INPUT DATA -

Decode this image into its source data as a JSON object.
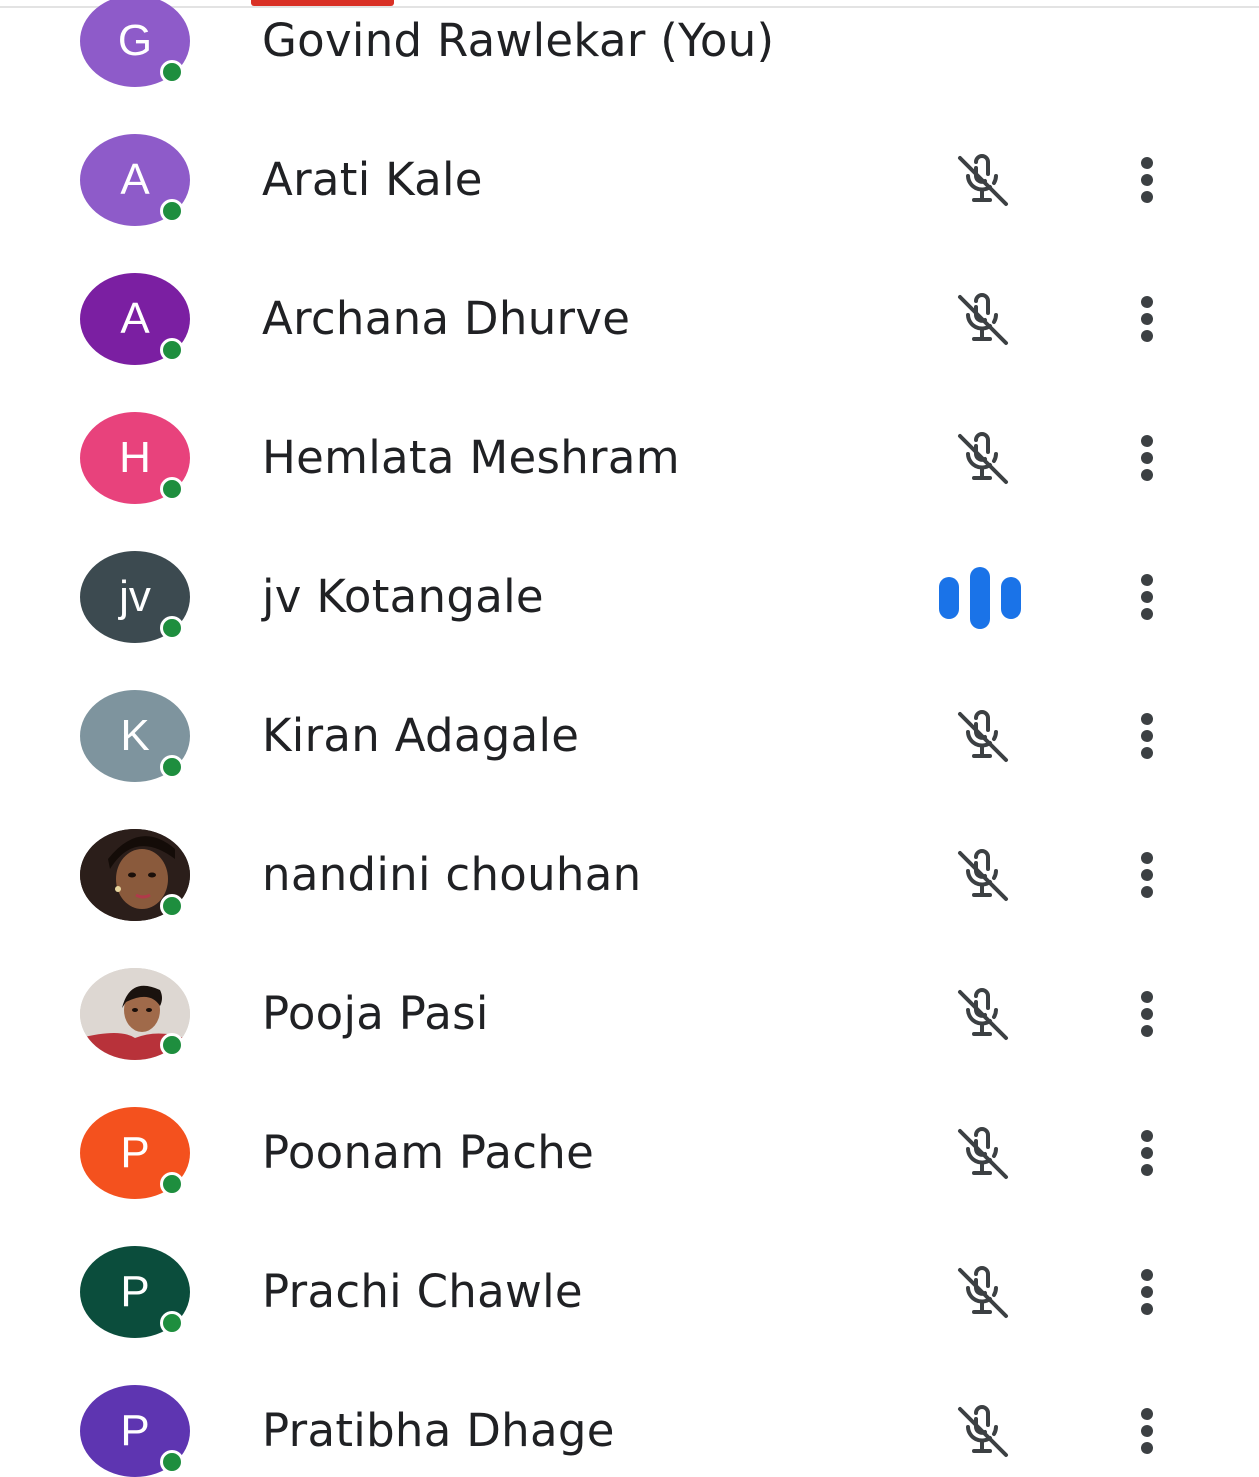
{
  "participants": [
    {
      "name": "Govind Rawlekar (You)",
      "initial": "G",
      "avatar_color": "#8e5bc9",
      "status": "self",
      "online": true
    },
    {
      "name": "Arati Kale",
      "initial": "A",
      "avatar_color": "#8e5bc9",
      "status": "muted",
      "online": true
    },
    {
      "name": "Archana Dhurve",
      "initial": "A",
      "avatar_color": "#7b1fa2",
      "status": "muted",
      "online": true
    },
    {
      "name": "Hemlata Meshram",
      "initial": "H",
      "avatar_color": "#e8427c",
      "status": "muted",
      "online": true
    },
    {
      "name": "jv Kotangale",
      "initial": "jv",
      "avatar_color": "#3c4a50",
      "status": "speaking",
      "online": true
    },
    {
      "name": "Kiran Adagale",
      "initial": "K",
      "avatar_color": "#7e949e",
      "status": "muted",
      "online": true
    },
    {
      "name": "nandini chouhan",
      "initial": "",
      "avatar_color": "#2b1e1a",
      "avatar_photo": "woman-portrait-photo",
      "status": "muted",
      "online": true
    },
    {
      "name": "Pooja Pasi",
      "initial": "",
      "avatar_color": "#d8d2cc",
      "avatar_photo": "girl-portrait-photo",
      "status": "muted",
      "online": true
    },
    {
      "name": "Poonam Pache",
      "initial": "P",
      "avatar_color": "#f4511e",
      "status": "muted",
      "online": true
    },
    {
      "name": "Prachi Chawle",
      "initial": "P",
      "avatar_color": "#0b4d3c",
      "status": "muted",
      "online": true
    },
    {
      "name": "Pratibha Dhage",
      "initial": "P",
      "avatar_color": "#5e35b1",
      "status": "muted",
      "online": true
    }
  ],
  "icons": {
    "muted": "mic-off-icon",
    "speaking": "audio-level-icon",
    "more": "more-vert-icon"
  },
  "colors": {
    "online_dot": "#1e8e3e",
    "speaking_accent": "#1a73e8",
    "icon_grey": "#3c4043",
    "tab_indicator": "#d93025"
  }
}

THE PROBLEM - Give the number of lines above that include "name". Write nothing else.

EXERCISE RESULT - 11